Dataset rows for apps and sites
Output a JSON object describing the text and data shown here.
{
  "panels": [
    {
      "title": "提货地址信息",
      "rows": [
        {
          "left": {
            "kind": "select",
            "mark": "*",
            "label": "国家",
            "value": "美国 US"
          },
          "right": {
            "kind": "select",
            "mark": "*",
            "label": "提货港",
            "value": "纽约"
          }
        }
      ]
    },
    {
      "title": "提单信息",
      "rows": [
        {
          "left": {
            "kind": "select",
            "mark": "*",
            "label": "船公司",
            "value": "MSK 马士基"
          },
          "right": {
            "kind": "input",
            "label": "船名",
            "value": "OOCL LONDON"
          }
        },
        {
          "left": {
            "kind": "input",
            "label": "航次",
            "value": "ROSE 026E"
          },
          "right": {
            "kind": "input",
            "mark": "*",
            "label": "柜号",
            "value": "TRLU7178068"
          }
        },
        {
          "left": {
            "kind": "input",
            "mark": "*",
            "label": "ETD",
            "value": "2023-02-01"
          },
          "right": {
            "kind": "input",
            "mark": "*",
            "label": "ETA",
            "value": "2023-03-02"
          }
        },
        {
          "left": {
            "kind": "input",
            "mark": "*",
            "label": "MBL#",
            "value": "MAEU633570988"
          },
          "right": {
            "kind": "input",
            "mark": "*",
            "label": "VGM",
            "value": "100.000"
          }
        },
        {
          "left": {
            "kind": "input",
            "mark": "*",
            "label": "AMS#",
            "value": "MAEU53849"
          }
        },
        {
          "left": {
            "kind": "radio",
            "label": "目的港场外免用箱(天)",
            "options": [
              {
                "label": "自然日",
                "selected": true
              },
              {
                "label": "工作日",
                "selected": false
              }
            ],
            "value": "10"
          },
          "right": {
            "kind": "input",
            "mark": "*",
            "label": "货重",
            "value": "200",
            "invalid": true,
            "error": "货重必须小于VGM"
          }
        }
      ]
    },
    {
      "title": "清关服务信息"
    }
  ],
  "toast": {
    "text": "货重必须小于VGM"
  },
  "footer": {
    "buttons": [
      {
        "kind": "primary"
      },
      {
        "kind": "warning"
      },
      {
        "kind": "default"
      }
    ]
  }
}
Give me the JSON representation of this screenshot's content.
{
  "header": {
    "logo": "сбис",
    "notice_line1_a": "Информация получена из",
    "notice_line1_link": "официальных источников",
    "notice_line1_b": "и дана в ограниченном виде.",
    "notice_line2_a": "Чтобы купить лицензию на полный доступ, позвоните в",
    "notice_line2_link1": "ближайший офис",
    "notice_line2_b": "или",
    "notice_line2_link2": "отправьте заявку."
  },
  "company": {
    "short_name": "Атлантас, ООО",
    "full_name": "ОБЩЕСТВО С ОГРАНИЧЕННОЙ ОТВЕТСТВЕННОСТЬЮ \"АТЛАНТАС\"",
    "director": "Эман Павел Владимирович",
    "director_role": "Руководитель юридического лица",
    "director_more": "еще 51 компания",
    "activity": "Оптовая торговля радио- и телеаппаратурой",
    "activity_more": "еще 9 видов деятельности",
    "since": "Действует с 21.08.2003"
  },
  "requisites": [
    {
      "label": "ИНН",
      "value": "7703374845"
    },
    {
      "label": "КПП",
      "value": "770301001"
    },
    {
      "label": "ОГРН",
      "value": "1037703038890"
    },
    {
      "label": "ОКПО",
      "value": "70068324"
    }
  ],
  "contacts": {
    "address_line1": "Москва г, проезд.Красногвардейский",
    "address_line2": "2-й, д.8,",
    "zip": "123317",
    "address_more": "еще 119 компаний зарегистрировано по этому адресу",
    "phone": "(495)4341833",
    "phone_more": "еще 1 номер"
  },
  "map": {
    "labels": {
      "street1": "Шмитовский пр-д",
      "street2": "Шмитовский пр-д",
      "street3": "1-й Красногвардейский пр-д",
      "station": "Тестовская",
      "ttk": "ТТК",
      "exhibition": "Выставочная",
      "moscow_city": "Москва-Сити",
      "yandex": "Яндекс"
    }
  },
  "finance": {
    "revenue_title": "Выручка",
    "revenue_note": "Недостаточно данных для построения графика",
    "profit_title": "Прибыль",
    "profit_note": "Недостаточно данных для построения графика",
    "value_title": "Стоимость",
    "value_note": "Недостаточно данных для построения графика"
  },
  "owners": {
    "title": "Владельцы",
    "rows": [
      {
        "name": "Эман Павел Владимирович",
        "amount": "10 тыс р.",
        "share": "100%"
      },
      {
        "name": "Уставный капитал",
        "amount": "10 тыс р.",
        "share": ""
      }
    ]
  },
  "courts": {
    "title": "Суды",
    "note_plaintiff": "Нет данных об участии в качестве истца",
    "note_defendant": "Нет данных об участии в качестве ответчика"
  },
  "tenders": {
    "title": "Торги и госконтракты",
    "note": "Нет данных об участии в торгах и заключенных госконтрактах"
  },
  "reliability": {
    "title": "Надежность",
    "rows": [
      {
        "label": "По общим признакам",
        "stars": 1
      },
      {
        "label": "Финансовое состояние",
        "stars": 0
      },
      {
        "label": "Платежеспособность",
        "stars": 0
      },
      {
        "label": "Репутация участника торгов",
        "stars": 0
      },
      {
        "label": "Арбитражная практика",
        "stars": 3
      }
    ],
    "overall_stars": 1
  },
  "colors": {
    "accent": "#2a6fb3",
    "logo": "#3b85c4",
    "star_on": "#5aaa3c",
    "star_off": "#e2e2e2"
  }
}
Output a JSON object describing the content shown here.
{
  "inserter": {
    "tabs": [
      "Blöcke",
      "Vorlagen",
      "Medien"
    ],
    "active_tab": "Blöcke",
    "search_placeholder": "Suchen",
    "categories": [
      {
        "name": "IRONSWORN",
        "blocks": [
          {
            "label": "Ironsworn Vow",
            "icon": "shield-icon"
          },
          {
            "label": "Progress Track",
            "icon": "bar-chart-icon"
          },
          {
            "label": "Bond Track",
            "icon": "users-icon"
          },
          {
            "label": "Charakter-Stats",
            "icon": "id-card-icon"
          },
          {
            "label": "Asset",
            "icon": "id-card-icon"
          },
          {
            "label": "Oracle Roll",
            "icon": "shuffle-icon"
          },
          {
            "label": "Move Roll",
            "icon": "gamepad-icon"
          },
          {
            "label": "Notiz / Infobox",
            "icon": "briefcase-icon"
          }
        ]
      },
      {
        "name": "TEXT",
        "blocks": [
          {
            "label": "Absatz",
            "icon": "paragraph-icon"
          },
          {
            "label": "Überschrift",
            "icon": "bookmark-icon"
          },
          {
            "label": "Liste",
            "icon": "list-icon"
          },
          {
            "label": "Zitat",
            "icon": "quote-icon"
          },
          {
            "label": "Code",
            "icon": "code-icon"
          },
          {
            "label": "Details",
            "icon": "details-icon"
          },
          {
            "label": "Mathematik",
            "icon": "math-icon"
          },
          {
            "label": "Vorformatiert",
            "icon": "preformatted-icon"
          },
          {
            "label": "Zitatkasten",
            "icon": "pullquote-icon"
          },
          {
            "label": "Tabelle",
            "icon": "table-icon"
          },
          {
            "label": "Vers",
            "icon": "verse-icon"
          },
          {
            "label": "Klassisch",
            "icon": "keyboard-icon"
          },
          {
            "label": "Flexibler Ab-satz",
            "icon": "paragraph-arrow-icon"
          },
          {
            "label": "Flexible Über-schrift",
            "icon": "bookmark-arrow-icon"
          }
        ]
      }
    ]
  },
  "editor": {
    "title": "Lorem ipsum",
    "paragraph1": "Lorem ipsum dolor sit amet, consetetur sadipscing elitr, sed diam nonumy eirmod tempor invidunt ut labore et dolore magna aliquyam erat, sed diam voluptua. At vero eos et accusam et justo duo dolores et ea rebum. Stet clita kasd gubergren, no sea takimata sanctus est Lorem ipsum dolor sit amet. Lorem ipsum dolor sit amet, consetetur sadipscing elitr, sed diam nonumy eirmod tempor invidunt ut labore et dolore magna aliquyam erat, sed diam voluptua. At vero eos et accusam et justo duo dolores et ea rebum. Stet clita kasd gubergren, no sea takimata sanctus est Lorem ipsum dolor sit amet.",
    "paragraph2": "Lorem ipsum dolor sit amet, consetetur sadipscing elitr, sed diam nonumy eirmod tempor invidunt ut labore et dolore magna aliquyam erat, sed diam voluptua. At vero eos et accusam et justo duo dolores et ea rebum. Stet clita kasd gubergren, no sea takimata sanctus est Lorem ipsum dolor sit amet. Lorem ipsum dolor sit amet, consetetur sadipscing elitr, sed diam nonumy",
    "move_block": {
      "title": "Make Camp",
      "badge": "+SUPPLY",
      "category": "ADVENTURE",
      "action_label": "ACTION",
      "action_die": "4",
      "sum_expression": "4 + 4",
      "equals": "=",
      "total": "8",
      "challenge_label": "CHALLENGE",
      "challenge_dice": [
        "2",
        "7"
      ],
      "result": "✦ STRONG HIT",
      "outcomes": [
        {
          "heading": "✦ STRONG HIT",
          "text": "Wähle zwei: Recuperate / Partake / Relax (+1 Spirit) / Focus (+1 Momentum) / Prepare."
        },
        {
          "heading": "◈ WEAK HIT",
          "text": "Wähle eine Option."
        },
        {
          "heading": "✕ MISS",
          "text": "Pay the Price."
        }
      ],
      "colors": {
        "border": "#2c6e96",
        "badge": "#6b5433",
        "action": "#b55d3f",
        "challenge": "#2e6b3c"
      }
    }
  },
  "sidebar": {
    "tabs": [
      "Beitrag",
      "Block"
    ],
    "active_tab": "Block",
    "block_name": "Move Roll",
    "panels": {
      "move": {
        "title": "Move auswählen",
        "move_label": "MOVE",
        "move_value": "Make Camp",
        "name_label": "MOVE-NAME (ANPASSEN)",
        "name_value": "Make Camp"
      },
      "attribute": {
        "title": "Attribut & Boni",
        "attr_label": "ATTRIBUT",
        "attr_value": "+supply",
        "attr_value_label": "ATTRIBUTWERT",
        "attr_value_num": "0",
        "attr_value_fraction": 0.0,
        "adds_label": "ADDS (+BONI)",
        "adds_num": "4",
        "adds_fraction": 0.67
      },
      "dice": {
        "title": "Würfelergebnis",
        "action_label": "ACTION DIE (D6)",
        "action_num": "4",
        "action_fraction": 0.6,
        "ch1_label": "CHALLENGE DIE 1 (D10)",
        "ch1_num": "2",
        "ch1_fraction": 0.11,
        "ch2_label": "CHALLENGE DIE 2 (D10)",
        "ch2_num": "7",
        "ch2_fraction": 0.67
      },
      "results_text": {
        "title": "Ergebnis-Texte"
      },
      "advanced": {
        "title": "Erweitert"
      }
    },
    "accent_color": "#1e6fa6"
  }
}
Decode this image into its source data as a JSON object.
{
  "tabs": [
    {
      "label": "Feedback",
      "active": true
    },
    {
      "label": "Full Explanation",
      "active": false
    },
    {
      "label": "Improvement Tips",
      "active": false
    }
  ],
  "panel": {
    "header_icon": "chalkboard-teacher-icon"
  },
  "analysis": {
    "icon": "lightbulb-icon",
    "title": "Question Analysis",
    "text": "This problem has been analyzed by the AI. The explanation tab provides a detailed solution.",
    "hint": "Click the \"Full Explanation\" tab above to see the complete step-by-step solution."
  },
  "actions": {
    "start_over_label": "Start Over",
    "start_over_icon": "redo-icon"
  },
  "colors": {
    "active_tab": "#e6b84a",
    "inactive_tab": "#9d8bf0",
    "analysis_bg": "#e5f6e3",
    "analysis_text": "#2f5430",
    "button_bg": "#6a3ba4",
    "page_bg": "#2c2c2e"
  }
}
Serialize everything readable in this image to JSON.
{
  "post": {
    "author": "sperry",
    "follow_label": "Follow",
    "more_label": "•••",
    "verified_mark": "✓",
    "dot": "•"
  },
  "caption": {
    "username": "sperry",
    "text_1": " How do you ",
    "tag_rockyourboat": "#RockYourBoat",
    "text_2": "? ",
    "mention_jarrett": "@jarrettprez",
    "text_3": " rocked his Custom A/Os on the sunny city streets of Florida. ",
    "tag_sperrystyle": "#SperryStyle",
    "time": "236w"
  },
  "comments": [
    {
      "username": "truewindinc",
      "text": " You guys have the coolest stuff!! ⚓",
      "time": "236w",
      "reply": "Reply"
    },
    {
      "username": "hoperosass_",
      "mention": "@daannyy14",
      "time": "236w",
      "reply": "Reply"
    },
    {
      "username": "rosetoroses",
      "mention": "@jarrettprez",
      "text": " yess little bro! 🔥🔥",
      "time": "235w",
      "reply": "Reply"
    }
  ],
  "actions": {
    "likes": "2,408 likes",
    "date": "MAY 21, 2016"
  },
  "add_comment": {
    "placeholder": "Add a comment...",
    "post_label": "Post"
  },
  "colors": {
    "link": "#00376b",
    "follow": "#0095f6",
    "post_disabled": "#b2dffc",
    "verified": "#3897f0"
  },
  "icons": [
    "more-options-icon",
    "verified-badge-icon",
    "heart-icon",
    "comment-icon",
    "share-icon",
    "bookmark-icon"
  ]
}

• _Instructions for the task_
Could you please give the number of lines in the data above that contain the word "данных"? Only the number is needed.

• _Final answer_
6